• **Task directions**
Each line of the records has to be copied exactly, though the pictures must be left out.

• **Record excerpts**
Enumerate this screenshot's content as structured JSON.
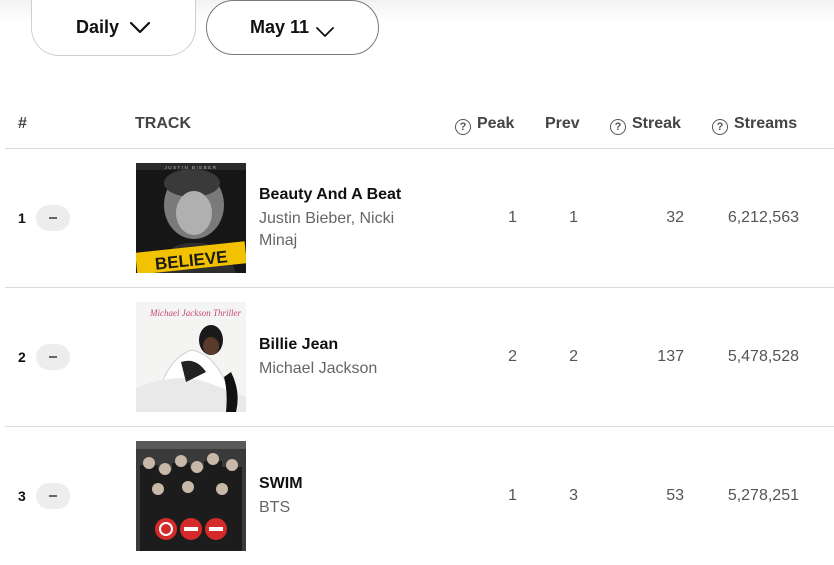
{
  "filters": {
    "period": "Daily",
    "date": "May 11"
  },
  "header": {
    "rank": "#",
    "track": "TRACK",
    "peak": "Peak",
    "prev": "Prev",
    "streak": "Streak",
    "streams": "Streams"
  },
  "help_glyph": "?",
  "rows": [
    {
      "rank": "1",
      "title": "Beauty And A Beat",
      "artist": "Justin Bieber, Nicki Minaj",
      "peak": "1",
      "prev": "1",
      "streak": "32",
      "streams": "6,212,563",
      "art_text": "BELIEVE",
      "art_top": "JUSTIN BIEBER"
    },
    {
      "rank": "2",
      "title": "Billie Jean",
      "artist": "Michael Jackson",
      "peak": "2",
      "prev": "2",
      "streak": "137",
      "streams": "5,478,528",
      "art_text": "Michael Jackson Thriller"
    },
    {
      "rank": "3",
      "title": "SWIM",
      "artist": "BTS",
      "peak": "1",
      "prev": "3",
      "streak": "53",
      "streams": "5,278,251"
    }
  ],
  "icons": {
    "chevron": "chevron-down-icon",
    "help": "help-icon",
    "no_change": "no-change-icon"
  },
  "colors": {
    "text": "#111111",
    "muted": "#666666",
    "divider": "#dcdcdc",
    "badge": "#ededed",
    "believe_yellow": "#f2c200"
  }
}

• **Result for this exercise**
Enumerate this screenshot's content as structured JSON.
{
  "filters": {
    "period": "Daily",
    "date": "May 11"
  },
  "header": {
    "rank": "#",
    "track": "TRACK",
    "peak": "Peak",
    "prev": "Prev",
    "streak": "Streak",
    "streams": "Streams"
  },
  "help_glyph": "?",
  "rows": [
    {
      "rank": "1",
      "title": "Beauty And A Beat",
      "artist": "Justin Bieber, Nicki Minaj",
      "peak": "1",
      "prev": "1",
      "streak": "32",
      "streams": "6,212,563",
      "art_text": "BELIEVE",
      "art_top": "JUSTIN BIEBER"
    },
    {
      "rank": "2",
      "title": "Billie Jean",
      "artist": "Michael Jackson",
      "peak": "2",
      "prev": "2",
      "streak": "137",
      "streams": "5,478,528",
      "art_text": "Michael Jackson Thriller"
    },
    {
      "rank": "3",
      "title": "SWIM",
      "artist": "BTS",
      "peak": "1",
      "prev": "3",
      "streak": "53",
      "streams": "5,278,251"
    }
  ],
  "icons": {
    "chevron": "chevron-down-icon",
    "help": "help-icon",
    "no_change": "no-change-icon"
  },
  "colors": {
    "text": "#111111",
    "muted": "#666666",
    "divider": "#dcdcdc",
    "badge": "#ededed",
    "believe_yellow": "#f2c200"
  }
}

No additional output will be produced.